From virtually all perspectives – early Greek philosopher to twentieth-century specialist – there is agreement that artistic creativity and inspiration involve, indeed require, a dipping into pre-rational or irrational sources while maintaining ongoing contact with reality and “life at the surface” The degree to which individuals can, or desire to , “summon up the depths” is among the more fascinating individual differences. Many highly creative and accomplished writers, composers, and artists functioning essentially within the rational world, without losing access to their psychic “underground”… The integration of these deeper, truly irrational sources with more logical processes can be a torturous task, but, if successful, the resulting work often bears a unique stamp, a “touch of fire,” for what it has been through.

So, like Byron, the artist’s task is to be able to oscillate from life at the surface and the subterranean depths. Perhaps there’s a little madness on this odyssey, but I would argue that certain kinds of madness are necessary for good art. Whether you’re temperament is even-keeled or manic depressive, if you’re inclined to create don’t fear to tread paths that might seem a little crazy to the outside observer.


Seven Sketches for Inter Æons


I am working on a larger piece of poetry, which will take me a good deal of time to complete. I enjoy the poetic process because, if nothing else it affords me the opportunity return to my most natural state; namely the exploration in that liminal zone where I can test the limits of sanity in search of truth. The trick is not to get lost there – I suppose the embers of madness will always burn in my mind.

I use the Haiku form to sketch poetic works I intend to develop further in the future, as well as some directed narrative reflections. What I share here is by no means complete, instead it should give the readers of this blog a sense of the project I am working on. It should be a fun process of sharing some of these fragments as the larger work, which I hope will survey the history of salvation between Eden and the Heavenly Zion, takes shape.

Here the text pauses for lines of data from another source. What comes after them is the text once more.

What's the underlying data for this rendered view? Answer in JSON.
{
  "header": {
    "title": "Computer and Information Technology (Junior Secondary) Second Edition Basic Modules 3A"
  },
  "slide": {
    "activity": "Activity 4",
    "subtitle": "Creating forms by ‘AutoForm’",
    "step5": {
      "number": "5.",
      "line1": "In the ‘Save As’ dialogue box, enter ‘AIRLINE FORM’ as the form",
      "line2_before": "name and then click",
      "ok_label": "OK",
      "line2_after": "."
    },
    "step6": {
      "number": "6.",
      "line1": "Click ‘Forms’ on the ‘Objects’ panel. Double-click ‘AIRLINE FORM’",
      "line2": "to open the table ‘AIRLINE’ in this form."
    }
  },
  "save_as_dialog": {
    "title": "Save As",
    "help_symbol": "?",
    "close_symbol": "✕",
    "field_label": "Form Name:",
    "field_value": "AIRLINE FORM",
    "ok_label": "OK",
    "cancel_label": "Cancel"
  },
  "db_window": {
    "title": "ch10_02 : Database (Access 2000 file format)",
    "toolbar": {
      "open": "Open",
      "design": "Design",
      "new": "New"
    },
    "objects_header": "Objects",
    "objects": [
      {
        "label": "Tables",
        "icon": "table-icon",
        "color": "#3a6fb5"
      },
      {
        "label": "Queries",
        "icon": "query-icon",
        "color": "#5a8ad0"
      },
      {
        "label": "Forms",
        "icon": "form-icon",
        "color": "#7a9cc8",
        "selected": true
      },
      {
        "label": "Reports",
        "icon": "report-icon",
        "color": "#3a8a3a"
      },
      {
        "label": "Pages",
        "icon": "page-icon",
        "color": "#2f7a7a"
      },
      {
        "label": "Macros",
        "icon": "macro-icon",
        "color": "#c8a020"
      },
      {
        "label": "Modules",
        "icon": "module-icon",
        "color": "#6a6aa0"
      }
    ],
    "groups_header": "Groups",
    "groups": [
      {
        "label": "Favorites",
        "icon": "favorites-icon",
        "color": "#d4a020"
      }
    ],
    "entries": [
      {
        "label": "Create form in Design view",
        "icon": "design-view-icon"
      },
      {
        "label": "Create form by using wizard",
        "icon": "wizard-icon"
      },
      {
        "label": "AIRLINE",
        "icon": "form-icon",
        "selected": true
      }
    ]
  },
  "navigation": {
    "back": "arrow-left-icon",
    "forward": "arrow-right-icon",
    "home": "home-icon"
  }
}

Sketches for Inter Æons

I. The Eternal Law

First in Beauty’s Truth –

The Infinite must also be

the first in power.

II. Our First Garden

Enlightenment’s Age

is a return to Eden

And to our first fall.

III. Chaos Theory

The negative space

opens possibilities

for good or for ill.

IV. Arboreal Calvary

So the tree inhales

an oxidized carbon death

and exhales new life.

V. Pedagogy of Violence

Eagle’s talons tear

iridescent salmon flesh –

the beauty in pain.

VI. The Present Age

Sempiternal rose

always blooms and always dies

under lucid skies.

VII. The Heavens

Seven Dimensions –

Permeate all creation;

present now within.





Four Quartets over at Eclectic Orthodoxy


[The Above Image ‘The Fire and the Rose are One” by Makoto Fujimura is a work inspired by Eliot’s final Quartet ‘Little Gidding’. To see more of Fujimura’s work inspired by Eliot, see his Four Quartets Gallery at]

Fr. Aidan Kimel is back to his meditations on TS Eliot’s Four Quartets. This work by Eliot is immense in scope and difficulty, but to the patient reader it yields treasures that are dearly earned and forever unspoiled. I might tackle a longer reflection on this work someday, but for now I am grateful for the yeoman’s work that Fr. Kimel is doing for all of us who love Eliot and his poetry.

Here is his second meditation on Little Gidding III which comprises part of Eliot’s final Quartet dealing primarily with the element of fire.

Here is the link to Kimel’s Meditations on Eliot’s Four Quartets to date.

Demons & Thieves – A Novel by Brae Wyckoff



Brae Wyckoff is the founder of San Diego Kingdom Writers Association, and acclaimed fantasy author (and incidentally, a dear friend). Brae has taken his talent for storytelling and branched out of fantasy into a piece of historical fiction that still bears his uncanny knack for the extraordinary that traces the story of the two thieves on the cross. It will be coming out this month and it is well worth taking a look.

For more info see Brae’s Website: Demons & Thieves